Laing O’Rourke has been on board as main contractor since 2009 but is only now starting to actually build something. It is constructing two temporary buildings: the first is a six-storey building to house services including nuclear medicine, physiotherapy outpatients and rheumatology outpatients; the second will accommodate three wards currently located in the build area of the main redevelopment.
During the construction of the temporary structure, Laing O’Rourke, along with architects BDP, is working with the Brighton & Sussex University Hospitals NHS Trust to develop designs for the main building ahead of an expected construction start time in early 2016. Designs for the main building have drawn heavily on Laing O’Rourke’s Design for Manufacture & Assembly (DfMA) division, as well as digital engineering through building information modelling, with offsite assembly techniques supporting the planning application.

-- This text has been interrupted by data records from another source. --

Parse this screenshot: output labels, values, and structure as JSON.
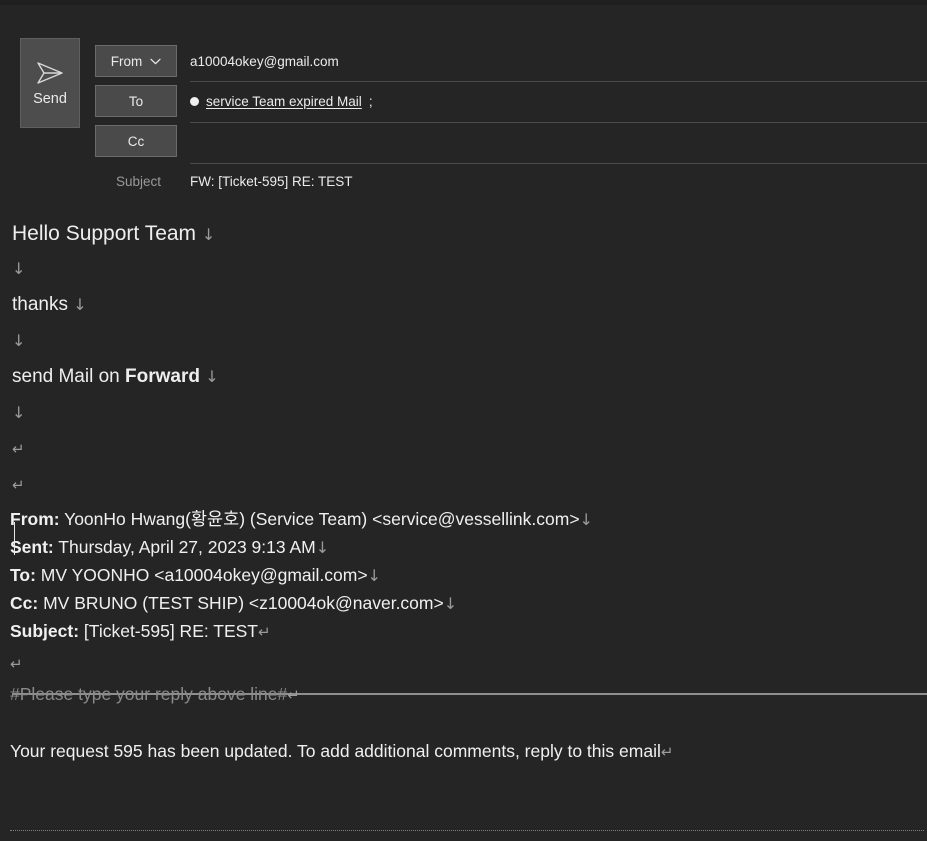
{
  "window": {
    "app": "mail-compose",
    "theme_bg": "#252525",
    "accent": "#4a4a4a"
  },
  "toolbar": {
    "send_label": "Send",
    "send_icon": "paper-plane-icon"
  },
  "fields": {
    "from": {
      "button_label": "From",
      "chevron_icon": "chevron-down-icon",
      "value": "a10004okey@gmail.com"
    },
    "to": {
      "button_label": "To",
      "presence_icon": "presence-dot-icon",
      "recipient": "service Team expired Mail",
      "separator": ";"
    },
    "cc": {
      "button_label": "Cc",
      "value": ""
    },
    "subject": {
      "label": "Subject",
      "value": "FW: [Ticket-595] RE: TEST"
    }
  },
  "body": {
    "lines": [
      {
        "text": "Hello Support Team",
        "mark": "↓",
        "bold_part": ""
      },
      {
        "text": "",
        "mark": "↓",
        "bold_part": ""
      },
      {
        "text": "thanks",
        "mark": "↓",
        "bold_part": ""
      },
      {
        "text": "",
        "mark": "↓",
        "bold_part": ""
      },
      {
        "text": "send Mail on ",
        "mark": "↓",
        "bold_part": "Forward"
      },
      {
        "text": "",
        "mark": "↓",
        "bold_part": ""
      },
      {
        "text": "",
        "mark": "↵",
        "bold_part": ""
      },
      {
        "text": "",
        "mark": "↵",
        "bold_part": ""
      }
    ]
  },
  "quoted": {
    "from_label": "From:",
    "from_value": "YoonHo Hwang(황윤호) (Service Team) <service@vessellink.com>",
    "from_mark": "↓",
    "sent_label": "Sent:",
    "sent_value": "Thursday, April 27, 2023 9:13 AM",
    "sent_mark": "↓",
    "to_label": "To:",
    "to_value": "MV YOONHO <a10004okey@gmail.com>",
    "to_mark": "↓",
    "cc_label": "Cc:",
    "cc_value": "MV BRUNO (TEST SHIP) <z10004ok@naver.com>",
    "cc_mark": "↓",
    "subject_label": "Subject:",
    "subject_value": "[Ticket-595] RE: TEST",
    "subject_mark": "↵",
    "blank_mark": "↵",
    "notice": "#Please type your reply above line#",
    "notice_mark": "↵",
    "message": "Your request 595 has been updated. To add additional comments, reply to this email",
    "message_mark": "↵"
  }
}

Duane Passman, director of the 3Ts Redevelopment, said: “We are now moving into the clinical phase of our decant programme. This is when the redevelopment becomes real for most people, with the beginning of construction on site. We are pleased to be working with Laing O’Rourke on both these temporary buildings which are key to unlocking the space we need for the redevelopment to go ahead. This is an exciting time. What starts as the foundations for a temporary building today will end with patients being treated in brand new, permanent facilities of the highest quality.”
Laing O’Rourke project Director Steve Lloyd said: “Our team has worked very closely with the trust and the design team in the development of the 3Ts project, so it is fantastic to see the first signs of construction that will enable this important redevelopment to move forward. These high quality temporary structures will be imperative to allowing the Royal Sussex County Hospital to continue servicing the local community during the redevelopment period. We look forward to finalising the designs for the main building over the coming months as the redevelopment progresses to full business case stage”
The works at the Royal Sussex County hospital site will be fully financed from public funds and as part of the Department of Health’s capital investment budget.